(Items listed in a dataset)
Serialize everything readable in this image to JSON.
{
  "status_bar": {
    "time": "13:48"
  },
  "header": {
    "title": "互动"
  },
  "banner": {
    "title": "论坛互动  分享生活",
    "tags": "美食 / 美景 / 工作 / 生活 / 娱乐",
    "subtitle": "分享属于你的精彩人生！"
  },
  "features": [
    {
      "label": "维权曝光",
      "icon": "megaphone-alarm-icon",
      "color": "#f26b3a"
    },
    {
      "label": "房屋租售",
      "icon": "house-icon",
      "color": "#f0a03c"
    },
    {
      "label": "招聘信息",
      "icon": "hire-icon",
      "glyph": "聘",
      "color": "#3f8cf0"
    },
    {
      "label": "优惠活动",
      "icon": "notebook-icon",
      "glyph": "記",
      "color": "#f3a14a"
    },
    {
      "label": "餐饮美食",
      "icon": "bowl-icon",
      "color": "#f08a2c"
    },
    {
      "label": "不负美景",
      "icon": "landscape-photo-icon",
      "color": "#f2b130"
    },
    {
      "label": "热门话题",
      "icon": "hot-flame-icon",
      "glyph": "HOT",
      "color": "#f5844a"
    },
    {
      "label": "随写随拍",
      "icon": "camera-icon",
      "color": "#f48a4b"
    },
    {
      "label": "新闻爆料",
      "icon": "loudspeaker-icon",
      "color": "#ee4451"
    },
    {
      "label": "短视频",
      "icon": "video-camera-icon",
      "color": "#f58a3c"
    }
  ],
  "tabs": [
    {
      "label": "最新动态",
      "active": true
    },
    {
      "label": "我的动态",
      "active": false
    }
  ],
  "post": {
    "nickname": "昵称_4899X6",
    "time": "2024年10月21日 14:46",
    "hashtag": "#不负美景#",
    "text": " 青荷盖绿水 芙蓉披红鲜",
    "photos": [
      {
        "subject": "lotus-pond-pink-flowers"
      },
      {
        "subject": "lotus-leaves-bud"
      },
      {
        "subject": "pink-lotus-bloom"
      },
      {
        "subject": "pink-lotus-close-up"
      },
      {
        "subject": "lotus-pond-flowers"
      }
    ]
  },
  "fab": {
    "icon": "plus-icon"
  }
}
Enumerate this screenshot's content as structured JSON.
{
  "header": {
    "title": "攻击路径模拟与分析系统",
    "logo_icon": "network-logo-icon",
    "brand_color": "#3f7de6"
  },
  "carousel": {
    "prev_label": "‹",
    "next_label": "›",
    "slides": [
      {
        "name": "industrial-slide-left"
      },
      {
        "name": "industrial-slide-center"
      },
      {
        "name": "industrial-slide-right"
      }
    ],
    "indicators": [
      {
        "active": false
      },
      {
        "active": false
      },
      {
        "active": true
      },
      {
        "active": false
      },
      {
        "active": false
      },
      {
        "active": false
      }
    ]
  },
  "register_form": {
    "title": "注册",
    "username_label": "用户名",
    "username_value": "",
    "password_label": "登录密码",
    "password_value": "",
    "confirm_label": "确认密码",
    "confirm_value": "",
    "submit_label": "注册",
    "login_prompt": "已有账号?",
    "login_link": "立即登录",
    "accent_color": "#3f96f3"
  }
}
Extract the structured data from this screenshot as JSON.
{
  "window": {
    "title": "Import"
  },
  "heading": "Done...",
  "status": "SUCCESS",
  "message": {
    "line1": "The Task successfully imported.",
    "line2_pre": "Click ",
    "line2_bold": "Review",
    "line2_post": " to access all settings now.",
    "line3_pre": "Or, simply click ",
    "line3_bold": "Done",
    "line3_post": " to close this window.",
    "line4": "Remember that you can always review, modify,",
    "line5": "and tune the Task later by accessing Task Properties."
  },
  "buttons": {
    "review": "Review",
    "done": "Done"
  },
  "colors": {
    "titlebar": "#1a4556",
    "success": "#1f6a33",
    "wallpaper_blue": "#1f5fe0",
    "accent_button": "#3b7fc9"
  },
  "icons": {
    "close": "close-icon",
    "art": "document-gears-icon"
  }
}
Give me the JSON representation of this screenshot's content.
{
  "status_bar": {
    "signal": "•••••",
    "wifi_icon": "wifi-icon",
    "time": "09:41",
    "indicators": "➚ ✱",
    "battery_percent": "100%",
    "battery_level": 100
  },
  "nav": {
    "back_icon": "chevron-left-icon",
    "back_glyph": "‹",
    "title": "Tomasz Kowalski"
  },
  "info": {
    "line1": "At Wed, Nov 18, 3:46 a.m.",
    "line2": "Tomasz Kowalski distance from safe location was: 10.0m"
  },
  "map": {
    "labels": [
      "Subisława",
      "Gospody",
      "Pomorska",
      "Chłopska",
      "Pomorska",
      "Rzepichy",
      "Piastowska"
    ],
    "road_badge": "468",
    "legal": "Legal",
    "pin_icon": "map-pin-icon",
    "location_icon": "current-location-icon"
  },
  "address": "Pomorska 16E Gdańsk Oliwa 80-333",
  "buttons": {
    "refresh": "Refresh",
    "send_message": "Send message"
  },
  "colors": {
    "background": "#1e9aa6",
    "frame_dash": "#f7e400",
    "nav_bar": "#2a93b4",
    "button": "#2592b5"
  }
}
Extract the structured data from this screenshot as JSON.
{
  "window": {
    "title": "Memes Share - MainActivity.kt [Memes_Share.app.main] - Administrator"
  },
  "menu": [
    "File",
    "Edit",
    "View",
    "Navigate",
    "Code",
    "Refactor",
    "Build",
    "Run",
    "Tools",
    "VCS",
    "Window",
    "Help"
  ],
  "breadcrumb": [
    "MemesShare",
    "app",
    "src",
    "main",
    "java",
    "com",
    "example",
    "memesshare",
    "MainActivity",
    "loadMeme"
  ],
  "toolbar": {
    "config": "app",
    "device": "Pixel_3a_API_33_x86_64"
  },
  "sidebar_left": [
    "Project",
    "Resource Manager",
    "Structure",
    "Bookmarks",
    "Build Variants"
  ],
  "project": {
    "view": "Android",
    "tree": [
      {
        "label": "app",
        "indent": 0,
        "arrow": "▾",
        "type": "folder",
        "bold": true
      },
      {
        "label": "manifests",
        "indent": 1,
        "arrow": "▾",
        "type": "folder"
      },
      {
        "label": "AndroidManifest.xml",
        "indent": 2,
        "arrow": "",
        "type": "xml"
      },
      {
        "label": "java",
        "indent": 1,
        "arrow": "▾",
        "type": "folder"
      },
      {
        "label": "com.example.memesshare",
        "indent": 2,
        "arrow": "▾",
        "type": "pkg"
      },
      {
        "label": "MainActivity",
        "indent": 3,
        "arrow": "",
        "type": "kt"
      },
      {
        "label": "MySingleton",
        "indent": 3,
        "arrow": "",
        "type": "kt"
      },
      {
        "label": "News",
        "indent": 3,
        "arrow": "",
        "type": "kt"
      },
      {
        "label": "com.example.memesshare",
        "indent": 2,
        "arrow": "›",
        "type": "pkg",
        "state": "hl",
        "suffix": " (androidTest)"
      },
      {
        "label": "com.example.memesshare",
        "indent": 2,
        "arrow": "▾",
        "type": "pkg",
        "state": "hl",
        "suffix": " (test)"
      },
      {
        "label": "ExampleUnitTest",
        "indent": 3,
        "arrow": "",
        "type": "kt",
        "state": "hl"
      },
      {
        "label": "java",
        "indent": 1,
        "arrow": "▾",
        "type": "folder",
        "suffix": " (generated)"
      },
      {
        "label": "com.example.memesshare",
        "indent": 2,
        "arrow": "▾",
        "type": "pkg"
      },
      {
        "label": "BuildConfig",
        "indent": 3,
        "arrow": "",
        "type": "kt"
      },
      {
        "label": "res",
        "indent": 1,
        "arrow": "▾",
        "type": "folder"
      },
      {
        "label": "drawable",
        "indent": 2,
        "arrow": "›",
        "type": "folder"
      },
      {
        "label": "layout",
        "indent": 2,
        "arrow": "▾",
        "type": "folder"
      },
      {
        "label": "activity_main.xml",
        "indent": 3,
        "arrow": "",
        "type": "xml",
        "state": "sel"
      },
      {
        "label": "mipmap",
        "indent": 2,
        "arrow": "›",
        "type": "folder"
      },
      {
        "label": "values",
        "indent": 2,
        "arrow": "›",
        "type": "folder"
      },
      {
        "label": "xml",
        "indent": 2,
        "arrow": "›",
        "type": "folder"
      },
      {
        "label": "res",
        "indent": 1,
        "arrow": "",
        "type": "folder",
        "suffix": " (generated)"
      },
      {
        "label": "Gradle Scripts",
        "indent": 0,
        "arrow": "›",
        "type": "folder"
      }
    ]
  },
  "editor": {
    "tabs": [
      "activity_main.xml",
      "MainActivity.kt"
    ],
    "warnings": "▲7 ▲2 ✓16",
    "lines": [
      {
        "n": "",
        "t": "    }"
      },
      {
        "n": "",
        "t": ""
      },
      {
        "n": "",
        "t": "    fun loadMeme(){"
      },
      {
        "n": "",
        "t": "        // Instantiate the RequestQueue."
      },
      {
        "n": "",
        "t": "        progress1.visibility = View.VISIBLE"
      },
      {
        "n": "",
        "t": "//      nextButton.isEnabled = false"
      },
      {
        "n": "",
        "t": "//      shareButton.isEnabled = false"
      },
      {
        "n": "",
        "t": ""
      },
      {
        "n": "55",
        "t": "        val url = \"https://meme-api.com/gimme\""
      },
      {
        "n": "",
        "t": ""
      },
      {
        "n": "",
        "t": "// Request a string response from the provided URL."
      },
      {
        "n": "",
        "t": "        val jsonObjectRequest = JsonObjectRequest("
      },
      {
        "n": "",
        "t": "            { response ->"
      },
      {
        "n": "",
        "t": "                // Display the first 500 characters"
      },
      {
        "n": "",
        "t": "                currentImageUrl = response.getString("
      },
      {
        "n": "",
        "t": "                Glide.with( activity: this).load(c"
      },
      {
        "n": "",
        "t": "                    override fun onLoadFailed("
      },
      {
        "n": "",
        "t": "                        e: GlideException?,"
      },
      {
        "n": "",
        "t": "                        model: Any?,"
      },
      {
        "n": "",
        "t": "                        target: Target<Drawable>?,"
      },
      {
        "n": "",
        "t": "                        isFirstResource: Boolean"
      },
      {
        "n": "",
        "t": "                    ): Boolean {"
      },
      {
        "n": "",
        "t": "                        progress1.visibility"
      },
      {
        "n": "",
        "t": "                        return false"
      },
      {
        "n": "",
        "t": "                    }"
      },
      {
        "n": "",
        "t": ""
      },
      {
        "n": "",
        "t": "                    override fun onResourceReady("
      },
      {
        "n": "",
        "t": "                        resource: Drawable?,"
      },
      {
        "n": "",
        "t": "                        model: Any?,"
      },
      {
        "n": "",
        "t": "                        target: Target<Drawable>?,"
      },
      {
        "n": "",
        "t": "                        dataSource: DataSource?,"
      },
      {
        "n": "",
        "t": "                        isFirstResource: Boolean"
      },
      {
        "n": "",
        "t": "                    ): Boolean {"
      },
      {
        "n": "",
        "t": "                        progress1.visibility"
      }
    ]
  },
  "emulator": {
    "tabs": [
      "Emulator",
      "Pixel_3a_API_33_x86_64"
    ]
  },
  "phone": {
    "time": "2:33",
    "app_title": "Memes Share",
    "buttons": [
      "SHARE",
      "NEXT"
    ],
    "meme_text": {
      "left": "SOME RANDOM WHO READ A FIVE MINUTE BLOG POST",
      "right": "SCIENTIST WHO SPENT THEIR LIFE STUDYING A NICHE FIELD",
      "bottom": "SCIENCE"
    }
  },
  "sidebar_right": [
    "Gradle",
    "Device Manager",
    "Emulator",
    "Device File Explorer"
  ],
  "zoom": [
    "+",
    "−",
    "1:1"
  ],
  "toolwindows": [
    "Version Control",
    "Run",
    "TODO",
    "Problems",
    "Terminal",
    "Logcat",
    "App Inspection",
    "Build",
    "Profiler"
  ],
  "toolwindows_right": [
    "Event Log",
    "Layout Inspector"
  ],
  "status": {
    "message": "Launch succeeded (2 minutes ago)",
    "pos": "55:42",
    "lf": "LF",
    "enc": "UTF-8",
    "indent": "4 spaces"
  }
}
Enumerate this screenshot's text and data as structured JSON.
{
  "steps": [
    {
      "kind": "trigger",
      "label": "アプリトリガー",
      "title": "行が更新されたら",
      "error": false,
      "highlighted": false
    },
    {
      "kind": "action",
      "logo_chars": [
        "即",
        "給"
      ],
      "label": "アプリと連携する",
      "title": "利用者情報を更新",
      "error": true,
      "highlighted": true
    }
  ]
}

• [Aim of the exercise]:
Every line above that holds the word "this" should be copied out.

• [Response box]:
Serialize everything readable in this image to JSON.
Enumerate this screenshot's content as structured JSON.
Extract the structured data from this screenshot as JSON.
    "line3_post": " to close this window.",
Give me the JSON representation of this screenshot's content.
Extract the structured data from this screenshot as JSON.
        "t": "                Glide.with( activity: this).load(c"
Enumerate this screenshot's text and data as structured JSON.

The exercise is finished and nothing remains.